Summary:  Articles
In many respects, blackgum (Nyssa sylvatica) is
enigmatic, and it is certainly unique among eastern US
hardwood species.It has a large range and can grow on almost
any type of site in the eastern forests (Burns and Honkala 1990,
Iverson et al.1999).Despite its ecological breadth,blackgum
almost never obtains overstory dominance, typically repre-
senting just 1% or 2% of the canopy trees.

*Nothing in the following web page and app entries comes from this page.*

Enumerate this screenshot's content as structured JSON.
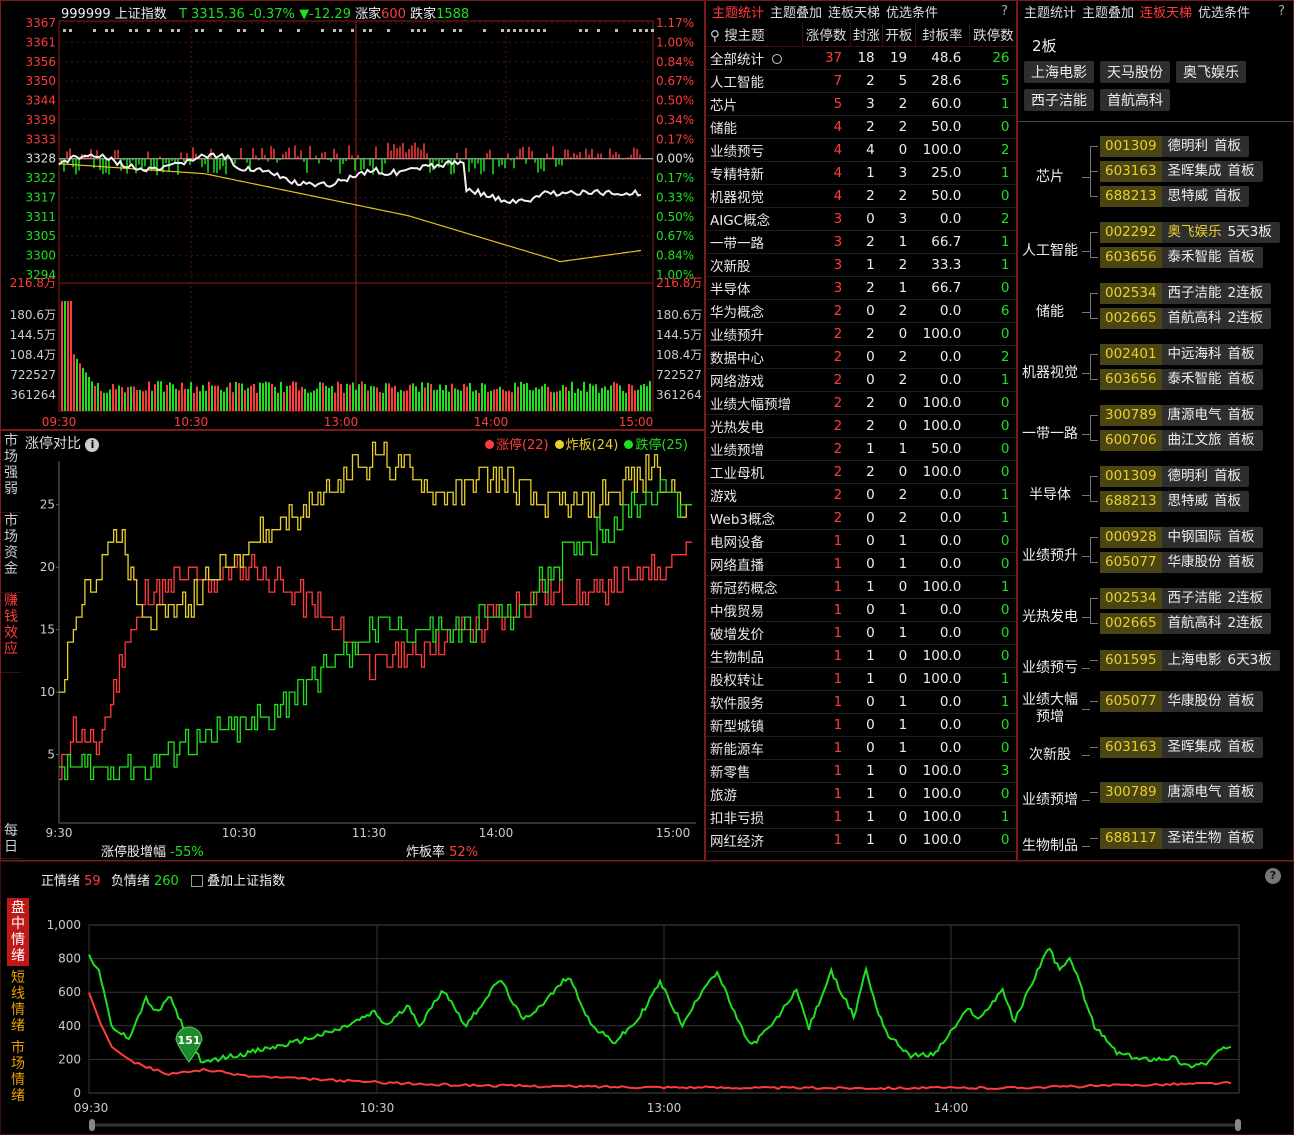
{
  "index": {
    "code": "999999",
    "name": "上证指数",
    "last": "3315.36",
    "pct": "-0.37%",
    "chg": "▼-12.29",
    "up_label": "涨家",
    "up": "600",
    "down_label": "跌家",
    "down": "1588",
    "price_labels": [
      "3367",
      "3361",
      "3356",
      "3350",
      "3344",
      "3339",
      "3333",
      "3328",
      "3322",
      "3317",
      "3311",
      "3305",
      "3300",
      "3294"
    ],
    "pct_labels": [
      "1.17%",
      "1.00%",
      "0.84%",
      "0.67%",
      "0.50%",
      "0.34%",
      "0.17%",
      "0.00%",
      "0.17%",
      "0.33%",
      "0.50%",
      "0.67%",
      "0.84%",
      "1.00%"
    ],
    "vol_labels": [
      "216.8万",
      "180.6万",
      "144.5万",
      "108.4万",
      "722527",
      "361264"
    ],
    "time_labels": [
      "09:30",
      "10:30",
      "13:00",
      "14:00",
      "15:00"
    ],
    "colors": {
      "up": "#ff3b3b",
      "down": "#1ee11e",
      "price": "#f0f0f0",
      "avg": "#e8c020"
    }
  },
  "limit_compare": {
    "title": "涨停对比",
    "legend": [
      {
        "label": "涨停(22)",
        "color": "#ff3b3b"
      },
      {
        "label": "炸板(24)",
        "color": "#e8d02a"
      },
      {
        "label": "跌停(25)",
        "color": "#1ee11e"
      }
    ],
    "y_ticks": [
      "25",
      "20",
      "15",
      "10",
      "5"
    ],
    "x_ticks": [
      "9:30",
      "10:30",
      "11:30",
      "14:00",
      "15:00"
    ],
    "footer_left_label": "涨停股增幅",
    "footer_left_value": "-55%",
    "footer_right_label": "炸板率",
    "footer_right_value": "52%",
    "side_tabs": [
      "市场强弱",
      "市场资金",
      "赚钱效应",
      "每日"
    ]
  },
  "theme_panel": {
    "tabs": [
      "主题统计",
      "主题叠加",
      "连板天梯",
      "优选条件",
      "?"
    ],
    "columns": [
      "搜主题",
      "涨停数",
      "封涨",
      "开板",
      "封板率",
      "跌停数"
    ],
    "summary": {
      "name": "全部统计",
      "limit_up": "37",
      "sealed": "18",
      "opened": "19",
      "rate": "48.6",
      "limit_down": "26"
    },
    "rows": [
      [
        "人工智能",
        "7",
        "2",
        "5",
        "28.6",
        "5"
      ],
      [
        "芯片",
        "5",
        "3",
        "2",
        "60.0",
        "1"
      ],
      [
        "储能",
        "4",
        "2",
        "2",
        "50.0",
        "0"
      ],
      [
        "业绩预亏",
        "4",
        "4",
        "0",
        "100.0",
        "2"
      ],
      [
        "专精特新",
        "4",
        "1",
        "3",
        "25.0",
        "1"
      ],
      [
        "机器视觉",
        "4",
        "2",
        "2",
        "50.0",
        "0"
      ],
      [
        "AIGC概念",
        "3",
        "0",
        "3",
        "0.0",
        "2"
      ],
      [
        "一带一路",
        "3",
        "2",
        "1",
        "66.7",
        "1"
      ],
      [
        "次新股",
        "3",
        "1",
        "2",
        "33.3",
        "1"
      ],
      [
        "半导体",
        "3",
        "2",
        "1",
        "66.7",
        "0"
      ],
      [
        "华为概念",
        "2",
        "0",
        "2",
        "0.0",
        "6"
      ],
      [
        "业绩预升",
        "2",
        "2",
        "0",
        "100.0",
        "0"
      ],
      [
        "数据中心",
        "2",
        "0",
        "2",
        "0.0",
        "2"
      ],
      [
        "网络游戏",
        "2",
        "0",
        "2",
        "0.0",
        "1"
      ],
      [
        "业绩大幅预增",
        "2",
        "2",
        "0",
        "100.0",
        "0"
      ],
      [
        "光热发电",
        "2",
        "2",
        "0",
        "100.0",
        "0"
      ],
      [
        "业绩预增",
        "2",
        "1",
        "1",
        "50.0",
        "0"
      ],
      [
        "工业母机",
        "2",
        "2",
        "0",
        "100.0",
        "0"
      ],
      [
        "游戏",
        "2",
        "0",
        "2",
        "0.0",
        "1"
      ],
      [
        "Web3概念",
        "2",
        "0",
        "2",
        "0.0",
        "1"
      ],
      [
        "电网设备",
        "1",
        "0",
        "1",
        "0.0",
        "0"
      ],
      [
        "网络直播",
        "1",
        "0",
        "1",
        "0.0",
        "0"
      ],
      [
        "新冠药概念",
        "1",
        "1",
        "0",
        "100.0",
        "1"
      ],
      [
        "中俄贸易",
        "1",
        "0",
        "1",
        "0.0",
        "0"
      ],
      [
        "破增发价",
        "1",
        "0",
        "1",
        "0.0",
        "0"
      ],
      [
        "生物制品",
        "1",
        "1",
        "0",
        "100.0",
        "0"
      ],
      [
        "股权转让",
        "1",
        "1",
        "0",
        "100.0",
        "1"
      ],
      [
        "软件服务",
        "1",
        "0",
        "1",
        "0.0",
        "1"
      ],
      [
        "新型城镇",
        "1",
        "0",
        "1",
        "0.0",
        "0"
      ],
      [
        "新能源车",
        "1",
        "0",
        "1",
        "0.0",
        "0"
      ],
      [
        "新零售",
        "1",
        "1",
        "0",
        "100.0",
        "3"
      ],
      [
        "旅游",
        "1",
        "1",
        "0",
        "100.0",
        "0"
      ],
      [
        "扣非亏损",
        "1",
        "1",
        "0",
        "100.0",
        "1"
      ],
      [
        "网红经济",
        "1",
        "1",
        "0",
        "100.0",
        "0"
      ]
    ]
  },
  "ladder_panel": {
    "tabs": [
      "主题统计",
      "主题叠加",
      "连板天梯",
      "优选条件",
      "?"
    ],
    "level": "2板",
    "top_stocks": [
      "上海电影",
      "天马股份",
      "奥飞娱乐",
      "西子洁能",
      "首航高科"
    ],
    "groups": [
      {
        "theme": "芯片",
        "stocks": [
          [
            "001309",
            "德明利",
            "首板"
          ],
          [
            "603163",
            "圣晖集成",
            "首板"
          ],
          [
            "688213",
            "思特威",
            "首板"
          ]
        ]
      },
      {
        "theme": "人工智能",
        "stocks": [
          [
            "002292",
            "奥飞娱乐",
            "5天3板"
          ],
          [
            "603656",
            "泰禾智能",
            "首板"
          ]
        ]
      },
      {
        "theme": "储能",
        "stocks": [
          [
            "002534",
            "西子洁能",
            "2连板"
          ],
          [
            "002665",
            "首航高科",
            "2连板"
          ]
        ]
      },
      {
        "theme": "机器视觉",
        "stocks": [
          [
            "002401",
            "中远海科",
            "首板"
          ],
          [
            "603656",
            "泰禾智能",
            "首板"
          ]
        ]
      },
      {
        "theme": "一带一路",
        "stocks": [
          [
            "300789",
            "唐源电气",
            "首板"
          ],
          [
            "600706",
            "曲江文旅",
            "首板"
          ]
        ]
      },
      {
        "theme": "半导体",
        "stocks": [
          [
            "001309",
            "德明利",
            "首板"
          ],
          [
            "688213",
            "思特威",
            "首板"
          ]
        ]
      },
      {
        "theme": "业绩预升",
        "stocks": [
          [
            "000928",
            "中钢国际",
            "首板"
          ],
          [
            "605077",
            "华康股份",
            "首板"
          ]
        ]
      },
      {
        "theme": "光热发电",
        "stocks": [
          [
            "002534",
            "西子洁能",
            "2连板"
          ],
          [
            "002665",
            "首航高科",
            "2连板"
          ]
        ]
      },
      {
        "theme": "业绩预亏",
        "stocks": [
          [
            "601595",
            "上海电影",
            "6天3板"
          ]
        ]
      },
      {
        "theme": "业绩大幅预增",
        "stocks": [
          [
            "605077",
            "华康股份",
            "首板"
          ]
        ]
      },
      {
        "theme": "次新股",
        "stocks": [
          [
            "603163",
            "圣晖集成",
            "首板"
          ]
        ]
      },
      {
        "theme": "业绩预增",
        "stocks": [
          [
            "300789",
            "唐源电气",
            "首板"
          ]
        ]
      },
      {
        "theme": "生物制品",
        "stocks": [
          [
            "688117",
            "圣诺生物",
            "首板"
          ]
        ]
      }
    ]
  },
  "sentiment": {
    "pos_label": "正情绪",
    "pos": "59",
    "neg_label": "负情绪",
    "neg": "260",
    "overlay_label": "叠加上证指数",
    "help": "?",
    "side_tabs": [
      "盘中情绪",
      "短线情绪",
      "市场情绪"
    ],
    "y_ticks": [
      "1,000",
      "800",
      "600",
      "400",
      "200",
      "0"
    ],
    "x_ticks": [
      "09:30",
      "10:30",
      "13:00",
      "14:00"
    ],
    "marker": "151"
  }
}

It is the longest-
lived hardwood species in the eastern United States, and
probably ranks among the longest-lived hardwoods any-
where in the world: The oldest known blackgum tree is 679
years old (Sperduto et al.2000),and blackgum ages of 450 to
550 years are not unusual.Blackgum often grows in swamps
and floodplains,but it also occupies extremely droughty sites
(Barnes 1991).It grows best on nutrient-rich sites,but obtains
greater importance on nutrient-poor,xeric,and hydric sites.
Blackgum is one of the few tree species that combine shade
tolerance, drought tolerance, and fire resistance (Harmon
1984, Burns and Honkala 1990). Moreover, it is late succes-
sional but can invade disturbed areas such as old fields,

  

Source: Abrams, Marc David - School of Forest Resources, Pennsylvania State University

 

Collections: Environmental Sciences and Ecology